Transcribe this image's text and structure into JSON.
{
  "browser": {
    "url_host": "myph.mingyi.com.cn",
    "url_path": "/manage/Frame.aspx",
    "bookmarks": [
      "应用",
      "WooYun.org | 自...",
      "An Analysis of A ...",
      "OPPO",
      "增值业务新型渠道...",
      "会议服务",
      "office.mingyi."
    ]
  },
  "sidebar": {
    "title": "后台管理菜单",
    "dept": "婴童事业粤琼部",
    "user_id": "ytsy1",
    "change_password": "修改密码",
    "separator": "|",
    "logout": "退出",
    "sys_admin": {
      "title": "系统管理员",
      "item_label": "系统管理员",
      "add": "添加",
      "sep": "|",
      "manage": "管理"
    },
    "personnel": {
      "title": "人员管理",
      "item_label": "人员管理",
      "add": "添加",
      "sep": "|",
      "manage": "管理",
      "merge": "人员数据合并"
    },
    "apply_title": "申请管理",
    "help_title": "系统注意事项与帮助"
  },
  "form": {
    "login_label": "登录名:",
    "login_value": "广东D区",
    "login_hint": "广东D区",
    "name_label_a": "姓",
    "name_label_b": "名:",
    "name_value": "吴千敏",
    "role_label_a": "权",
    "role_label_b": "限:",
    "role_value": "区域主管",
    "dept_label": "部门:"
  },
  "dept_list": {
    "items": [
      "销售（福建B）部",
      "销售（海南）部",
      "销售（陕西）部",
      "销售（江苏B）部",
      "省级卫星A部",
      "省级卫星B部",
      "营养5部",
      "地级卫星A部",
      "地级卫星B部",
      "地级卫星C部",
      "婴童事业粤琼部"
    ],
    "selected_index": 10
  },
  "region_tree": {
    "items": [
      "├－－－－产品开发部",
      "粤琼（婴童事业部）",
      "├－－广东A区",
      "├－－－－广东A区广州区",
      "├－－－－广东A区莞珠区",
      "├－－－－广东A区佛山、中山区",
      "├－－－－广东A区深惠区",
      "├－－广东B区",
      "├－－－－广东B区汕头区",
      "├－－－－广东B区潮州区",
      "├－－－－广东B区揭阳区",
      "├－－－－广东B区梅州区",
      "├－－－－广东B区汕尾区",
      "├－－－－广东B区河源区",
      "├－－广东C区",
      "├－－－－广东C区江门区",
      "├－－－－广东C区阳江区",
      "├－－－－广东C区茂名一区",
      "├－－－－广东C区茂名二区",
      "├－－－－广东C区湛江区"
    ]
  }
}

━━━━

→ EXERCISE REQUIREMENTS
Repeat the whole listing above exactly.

→ TASK ANSWER
Transcribe this image's text and structure into JSON.
{
  "browser": {
    "url_host": "myph.mingyi.com.cn",
    "url_path": "/manage/Frame.aspx",
    "bookmarks": [
      "应用",
      "WooYun.org | 自...",
      "An Analysis of A ...",
      "OPPO",
      "增值业务新型渠道...",
      "会议服务",
      "office.mingyi."
    ]
  },
  "sidebar": {
    "title": "后台管理菜单",
    "dept": "婴童事业粤琼部",
    "user_id": "ytsy1",
    "change_password": "修改密码",
    "separator": "|",
    "logout": "退出",
    "sys_admin": {
      "title": "系统管理员",
      "item_label": "系统管理员",
      "add": "添加",
      "sep": "|",
      "manage": "管理"
    },
    "personnel": {
      "title": "人员管理",
      "item_label": "人员管理",
      "add": "添加",
      "sep": "|",
      "manage": "管理",
      "merge": "人员数据合并"
    },
    "apply_title": "申请管理",
    "help_title": "系统注意事项与帮助"
  },
  "form": {
    "login_label": "登录名:",
    "login_value": "广东D区",
    "login_hint": "广东D区",
    "name_label_a": "姓",
    "name_label_b": "名:",
    "name_value": "吴千敏",
    "role_label_a": "权",
    "role_label_b": "限:",
    "role_value": "区域主管",
    "dept_label": "部门:"
  },
  "dept_list": {
    "items": [
      "销售（福建B）部",
      "销售（海南）部",
      "销售（陕西）部",
      "销售（江苏B）部",
      "省级卫星A部",
      "省级卫星B部",
      "营养5部",
      "地级卫星A部",
      "地级卫星B部",
      "地级卫星C部",
      "婴童事业粤琼部"
    ],
    "selected_index": 10
  },
  "region_tree": {
    "items": [
      "├－－－－产品开发部",
      "粤琼（婴童事业部）",
      "├－－广东A区",
      "├－－－－广东A区广州区",
      "├－－－－广东A区莞珠区",
      "├－－－－广东A区佛山、中山区",
      "├－－－－广东A区深惠区",
      "├－－广东B区",
      "├－－－－广东B区汕头区",
      "├－－－－广东B区潮州区",
      "├－－－－广东B区揭阳区",
      "├－－－－广东B区梅州区",
      "├－－－－广东B区汕尾区",
      "├－－－－广东B区河源区",
      "├－－广东C区",
      "├－－－－广东C区江门区",
      "├－－－－广东C区阳江区",
      "├－－－－广东C区茂名一区",
      "├－－－－广东C区茂名二区",
      "├－－－－广东C区湛江区"
    ]
  }
}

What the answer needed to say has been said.